Even though Job was trying to stay faithful, his trials and his suffering continued (note his laments in chapter 3). In fact, his suffering seemed to intensify, and his friends suggested that God was punishing him (see Job 4–5; 8; 11). As you read part of Job’s response in chapters 12–13, consider what Job knew about God that enabled him to continue trusting, despite his suffering and unanswered questions. What do you know about God that helps you face challenges? How have you come to know these truths, and how have they strengthened your faith?
Sometimes the most important truths are revealed to us in the midst of our deepest anguish. Ponder the trials Job described in Job 19:1–22 and the truths he proclaimed in Job 19:23–27. Then ponder how you know that your Redeemer lives. What difference does this knowledge make when you experience difficult trials?

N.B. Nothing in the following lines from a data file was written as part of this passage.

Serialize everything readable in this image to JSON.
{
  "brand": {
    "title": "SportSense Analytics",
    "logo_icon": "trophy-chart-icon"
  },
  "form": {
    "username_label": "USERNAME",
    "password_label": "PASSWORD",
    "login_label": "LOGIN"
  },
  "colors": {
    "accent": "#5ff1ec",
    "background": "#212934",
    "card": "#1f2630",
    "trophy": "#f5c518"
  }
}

As you read more of the debate between Job and his friends about the reasons behind Job’s suffering, you might ponder how you would answer the question at the heart of their debate: Why do the righteous sometimes suffer and the wicked sometimes go unpunished? Think about this as you read Job 21–24. What do you know about Heavenly Father and His plan that can help provide answers? See, for example, 2 Nephi 2:11–13; Mosiah 23:21–23; 24:10–16; Abraham 3:22–26; Dallin H. Oaks, “Opposition in All Things,” Ensign or Liahona, May 2016, 114–17.

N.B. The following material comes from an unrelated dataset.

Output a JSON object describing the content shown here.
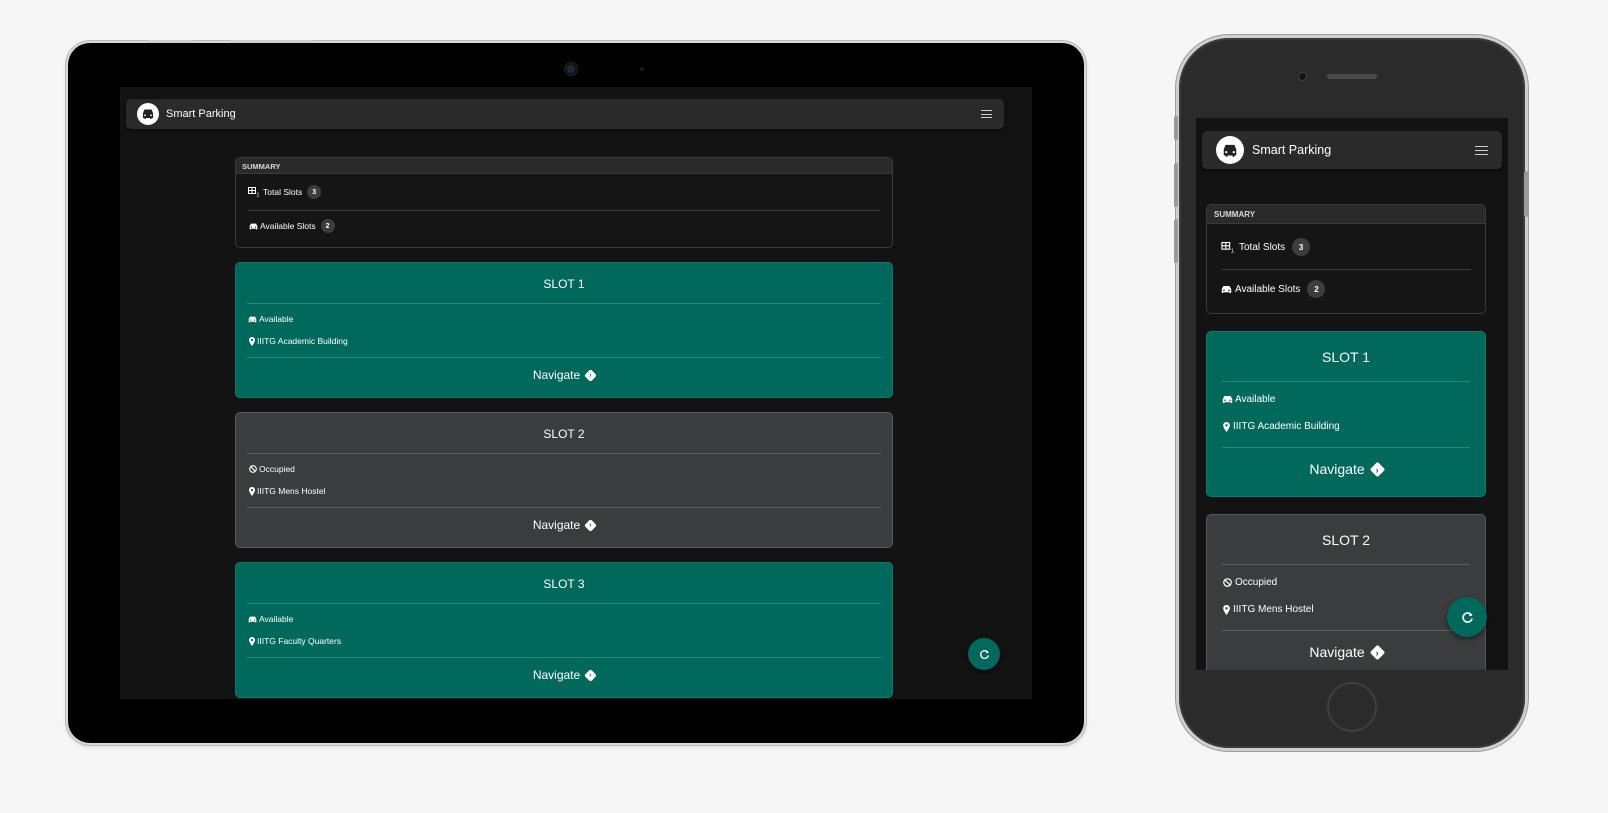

See also L. Todd Budge, “Consistent and Resilient Trust,” Ensign or Liahona, Nov. 2019, 47–49.
Frustrated with the accusations of his friends (see Job 16:1–5; 19:1–3), Job repeatedly cried to God seeking an explanation for his suffering (see Job 19:6–7; 23:1–9; 31). Elder Neal A. Maxwell observed that “when we are unduly impatient with an omniscient God’s timing,” as Job seemed to be, “we really are suggesting that we know what is best. Strange, isn’t it—we who wear wristwatches seek to counsel Him who oversees cosmic clocks and calendars” (“Hope through the Atonement of Jesus Christ,” Ensign, Nov. 1998, 63). Ponder these words as you read God’s response to Job in chapters 38 and 40. What truths was He teaching Job? Why are these truths important for us to know as we struggle with adversity and questions here in mortality? What impresses you about Job’s response in Job 42:1–6?

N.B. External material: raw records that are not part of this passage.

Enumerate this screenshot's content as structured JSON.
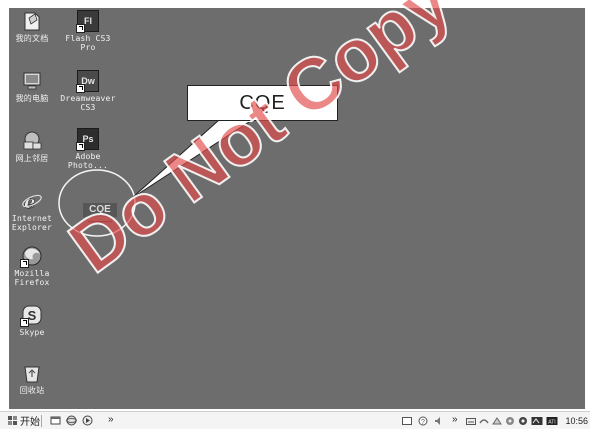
{
  "desktop": {
    "icons": [
      {
        "name": "my-documents-icon",
        "label": "我的文档"
      },
      {
        "name": "flash-cs3-icon",
        "label": "Flash CS3\nPro",
        "badge": "Fl"
      },
      {
        "name": "my-computer-icon",
        "label": "我的电脑"
      },
      {
        "name": "dreamweaver-cs3-icon",
        "label": "Dreamweaver\nCS3",
        "badge": "Dw"
      },
      {
        "name": "network-places-icon",
        "label": "网上邻居"
      },
      {
        "name": "photoshop-icon",
        "label": "Adobe\nPhoto...",
        "badge": "Ps"
      },
      {
        "name": "internet-explorer-icon",
        "label": "Internet\nExplorer"
      },
      {
        "name": "firefox-icon",
        "label": "Mozilla\nFirefox"
      },
      {
        "name": "skype-icon",
        "label": "Skype",
        "badge": "S"
      },
      {
        "name": "recycle-bin-icon",
        "label": "回收站"
      }
    ],
    "cqe_item": "CQE"
  },
  "callout": {
    "text": "CQE"
  },
  "watermark": {
    "text": "Do Not Copy"
  },
  "taskbar": {
    "start_label": "开始",
    "quicklaunch_chevron": "»",
    "tray_chevron": "»",
    "clock": "10:56"
  },
  "colors": {
    "desktop": "#6d6d6d",
    "taskbar": "#f4f4f4",
    "watermark": "#e24c4c"
  }
}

How would we answer Job’s question in this verse? How could Alma 11:42–44 help us? (See also the video “He Lives—Celebrate Easter Because Jesus Christ Lives,” ChurchofJesusChrist.org.)
- Job 16:1–5.
After reading these verses, family members could share how they know that our Redeemer lives. You might work together to put your words of testimony (or children’s drawings of the Savior) in a book, such as a family journal (see verse 23). You could also sing a song that testifies of the Savior, such as “I Know That My Redeemer Lives” (Hymns, no. 136), and share phrases that strengthen your faith in Him.
What does it mean to “come forth” from our trials “as gold”? (see also the video “The Refiner’s Fire,” ChurchofJesusChrist.org). Who do we know who has done this? Children might enjoy making something with the words from verse 10 written on it. You might also discuss how Jesus Christ overcame His trials (see Luke 22:41–44; Doctrine and Covenants 19:16–19).
For more ideas for teaching children, see this week’s outline in Come, Follow Me—For Primary.
Suggested song: “My Redeemer Lives,” Hymns, no. 135.